WHAT YOU SHOULD DO: All entries are to be retyped without alteration.

RECORDS FOR PROCESSING:
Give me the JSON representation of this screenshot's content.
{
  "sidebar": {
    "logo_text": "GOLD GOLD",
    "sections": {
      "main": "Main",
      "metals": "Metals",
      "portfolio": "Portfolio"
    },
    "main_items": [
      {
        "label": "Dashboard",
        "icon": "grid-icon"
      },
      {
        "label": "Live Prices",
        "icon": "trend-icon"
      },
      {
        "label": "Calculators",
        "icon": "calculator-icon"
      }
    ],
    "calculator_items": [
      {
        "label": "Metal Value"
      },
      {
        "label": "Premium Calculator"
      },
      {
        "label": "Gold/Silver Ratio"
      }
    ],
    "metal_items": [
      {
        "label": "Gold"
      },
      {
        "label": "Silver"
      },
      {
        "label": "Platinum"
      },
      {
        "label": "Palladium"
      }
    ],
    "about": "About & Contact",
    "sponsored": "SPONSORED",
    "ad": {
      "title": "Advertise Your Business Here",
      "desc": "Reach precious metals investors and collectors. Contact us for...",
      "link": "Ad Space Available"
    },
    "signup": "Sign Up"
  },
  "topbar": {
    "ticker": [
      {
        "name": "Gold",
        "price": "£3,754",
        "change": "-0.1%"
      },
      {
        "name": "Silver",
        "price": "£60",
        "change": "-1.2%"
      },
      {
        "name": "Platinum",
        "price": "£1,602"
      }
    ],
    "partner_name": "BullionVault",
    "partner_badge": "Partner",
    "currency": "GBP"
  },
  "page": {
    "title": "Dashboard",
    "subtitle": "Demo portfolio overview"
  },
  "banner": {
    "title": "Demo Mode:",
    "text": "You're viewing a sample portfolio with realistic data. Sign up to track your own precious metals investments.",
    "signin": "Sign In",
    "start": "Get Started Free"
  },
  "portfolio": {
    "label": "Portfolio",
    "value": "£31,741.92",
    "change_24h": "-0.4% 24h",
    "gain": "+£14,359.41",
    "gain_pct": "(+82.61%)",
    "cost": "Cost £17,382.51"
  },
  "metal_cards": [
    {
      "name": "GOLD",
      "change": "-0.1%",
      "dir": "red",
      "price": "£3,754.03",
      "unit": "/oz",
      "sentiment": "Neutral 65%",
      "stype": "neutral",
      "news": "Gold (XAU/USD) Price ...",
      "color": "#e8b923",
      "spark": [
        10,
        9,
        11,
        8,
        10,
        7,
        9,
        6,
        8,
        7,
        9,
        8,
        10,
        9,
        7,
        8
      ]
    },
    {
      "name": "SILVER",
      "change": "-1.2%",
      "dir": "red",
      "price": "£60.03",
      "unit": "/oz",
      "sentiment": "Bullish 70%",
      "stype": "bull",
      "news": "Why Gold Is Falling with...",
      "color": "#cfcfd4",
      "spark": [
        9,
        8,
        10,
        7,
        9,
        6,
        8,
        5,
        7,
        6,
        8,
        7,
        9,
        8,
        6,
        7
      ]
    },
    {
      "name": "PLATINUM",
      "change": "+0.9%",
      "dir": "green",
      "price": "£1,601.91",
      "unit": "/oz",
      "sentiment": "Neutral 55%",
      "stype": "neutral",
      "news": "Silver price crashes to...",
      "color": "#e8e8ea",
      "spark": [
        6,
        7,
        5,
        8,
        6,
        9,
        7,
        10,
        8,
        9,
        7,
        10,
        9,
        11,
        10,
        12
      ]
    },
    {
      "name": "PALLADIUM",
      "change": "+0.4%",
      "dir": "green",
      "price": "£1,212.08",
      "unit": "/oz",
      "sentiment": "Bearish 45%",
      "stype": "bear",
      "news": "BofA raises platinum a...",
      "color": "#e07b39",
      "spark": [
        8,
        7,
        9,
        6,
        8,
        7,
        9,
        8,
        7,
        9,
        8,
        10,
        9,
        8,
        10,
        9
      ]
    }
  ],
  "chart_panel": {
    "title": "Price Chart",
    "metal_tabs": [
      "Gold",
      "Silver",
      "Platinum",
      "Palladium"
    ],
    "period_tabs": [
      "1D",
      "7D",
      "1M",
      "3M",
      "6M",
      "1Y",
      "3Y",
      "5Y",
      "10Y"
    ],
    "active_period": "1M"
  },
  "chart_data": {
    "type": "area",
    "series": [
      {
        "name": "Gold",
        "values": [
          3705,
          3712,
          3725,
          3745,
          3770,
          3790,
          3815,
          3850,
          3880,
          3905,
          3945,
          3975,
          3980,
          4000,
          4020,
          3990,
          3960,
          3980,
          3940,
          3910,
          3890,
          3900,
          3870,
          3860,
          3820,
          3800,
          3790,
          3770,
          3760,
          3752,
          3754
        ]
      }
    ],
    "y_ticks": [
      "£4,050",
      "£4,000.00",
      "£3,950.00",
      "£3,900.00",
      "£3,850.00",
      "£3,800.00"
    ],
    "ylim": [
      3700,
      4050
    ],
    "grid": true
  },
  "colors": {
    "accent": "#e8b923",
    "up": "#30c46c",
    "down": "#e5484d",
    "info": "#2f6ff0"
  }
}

OUTPUT FOR THIS EXERCISE:
Give me the JSON representation of this screenshot's content.
{
  "sidebar": {
    "logo_text": "GOLD GOLD",
    "sections": {
      "main": "Main",
      "metals": "Metals",
      "portfolio": "Portfolio"
    },
    "main_items": [
      {
        "label": "Dashboard",
        "icon": "grid-icon"
      },
      {
        "label": "Live Prices",
        "icon": "trend-icon"
      },
      {
        "label": "Calculators",
        "icon": "calculator-icon"
      }
    ],
    "calculator_items": [
      {
        "label": "Metal Value"
      },
      {
        "label": "Premium Calculator"
      },
      {
        "label": "Gold/Silver Ratio"
      }
    ],
    "metal_items": [
      {
        "label": "Gold"
      },
      {
        "label": "Silver"
      },
      {
        "label": "Platinum"
      },
      {
        "label": "Palladium"
      }
    ],
    "about": "About & Contact",
    "sponsored": "SPONSORED",
    "ad": {
      "title": "Advertise Your Business Here",
      "desc": "Reach precious metals investors and collectors. Contact us for...",
      "link": "Ad Space Available"
    },
    "signup": "Sign Up"
  },
  "topbar": {
    "ticker": [
      {
        "name": "Gold",
        "price": "£3,754",
        "change": "-0.1%"
      },
      {
        "name": "Silver",
        "price": "£60",
        "change": "-1.2%"
      },
      {
        "name": "Platinum",
        "price": "£1,602"
      }
    ],
    "partner_name": "BullionVault",
    "partner_badge": "Partner",
    "currency": "GBP"
  },
  "page": {
    "title": "Dashboard",
    "subtitle": "Demo portfolio overview"
  },
  "banner": {
    "title": "Demo Mode:",
    "text": "You're viewing a sample portfolio with realistic data. Sign up to track your own precious metals investments.",
    "signin": "Sign In",
    "start": "Get Started Free"
  },
  "portfolio": {
    "label": "Portfolio",
    "value": "£31,741.92",
    "change_24h": "-0.4% 24h",
    "gain": "+£14,359.41",
    "gain_pct": "(+82.61%)",
    "cost": "Cost £17,382.51"
  },
  "metal_cards": [
    {
      "name": "GOLD",
      "change": "-0.1%",
      "dir": "red",
      "price": "£3,754.03",
      "unit": "/oz",
      "sentiment": "Neutral 65%",
      "stype": "neutral",
      "news": "Gold (XAU/USD) Price ...",
      "color": "#e8b923",
      "spark": [
        10,
        9,
        11,
        8,
        10,
        7,
        9,
        6,
        8,
        7,
        9,
        8,
        10,
        9,
        7,
        8
      ]
    },
    {
      "name": "SILVER",
      "change": "-1.2%",
      "dir": "red",
      "price": "£60.03",
      "unit": "/oz",
      "sentiment": "Bullish 70%",
      "stype": "bull",
      "news": "Why Gold Is Falling with...",
      "color": "#cfcfd4",
      "spark": [
        9,
        8,
        10,
        7,
        9,
        6,
        8,
        5,
        7,
        6,
        8,
        7,
        9,
        8,
        6,
        7
      ]
    },
    {
      "name": "PLATINUM",
      "change": "+0.9%",
      "dir": "green",
      "price": "£1,601.91",
      "unit": "/oz",
      "sentiment": "Neutral 55%",
      "stype": "neutral",
      "news": "Silver price crashes to...",
      "color": "#e8e8ea",
      "spark": [
        6,
        7,
        5,
        8,
        6,
        9,
        7,
        10,
        8,
        9,
        7,
        10,
        9,
        11,
        10,
        12
      ]
    },
    {
      "name": "PALLADIUM",
      "change": "+0.4%",
      "dir": "green",
      "price": "£1,212.08",
      "unit": "/oz",
      "sentiment": "Bearish 45%",
      "stype": "bear",
      "news": "BofA raises platinum a...",
      "color": "#e07b39",
      "spark": [
        8,
        7,
        9,
        6,
        8,
        7,
        9,
        8,
        7,
        9,
        8,
        10,
        9,
        8,
        10,
        9
      ]
    }
  ],
  "chart_panel": {
    "title": "Price Chart",
    "metal_tabs": [
      "Gold",
      "Silver",
      "Platinum",
      "Palladium"
    ],
    "period_tabs": [
      "1D",
      "7D",
      "1M",
      "3M",
      "6M",
      "1Y",
      "3Y",
      "5Y",
      "10Y"
    ],
    "active_period": "1M"
  },
  "chart_data": {
    "type": "area",
    "series": [
      {
        "name": "Gold",
        "values": [
          3705,
          3712,
          3725,
          3745,
          3770,
          3790,
          3815,
          3850,
          3880,
          3905,
          3945,
          3975,
          3980,
          4000,
          4020,
          3990,
          3960,
          3980,
          3940,
          3910,
          3890,
          3900,
          3870,
          3860,
          3820,
          3800,
          3790,
          3770,
          3760,
          3752,
          3754
        ]
      }
    ],
    "y_ticks": [
      "£4,050",
      "£4,000.00",
      "£3,950.00",
      "£3,900.00",
      "£3,850.00",
      "£3,800.00"
    ],
    "ylim": [
      3700,
      4050
    ],
    "grid": true
  },
  "colors": {
    "accent": "#e8b923",
    "up": "#30c46c",
    "down": "#e5484d",
    "info": "#2f6ff0"
  }
}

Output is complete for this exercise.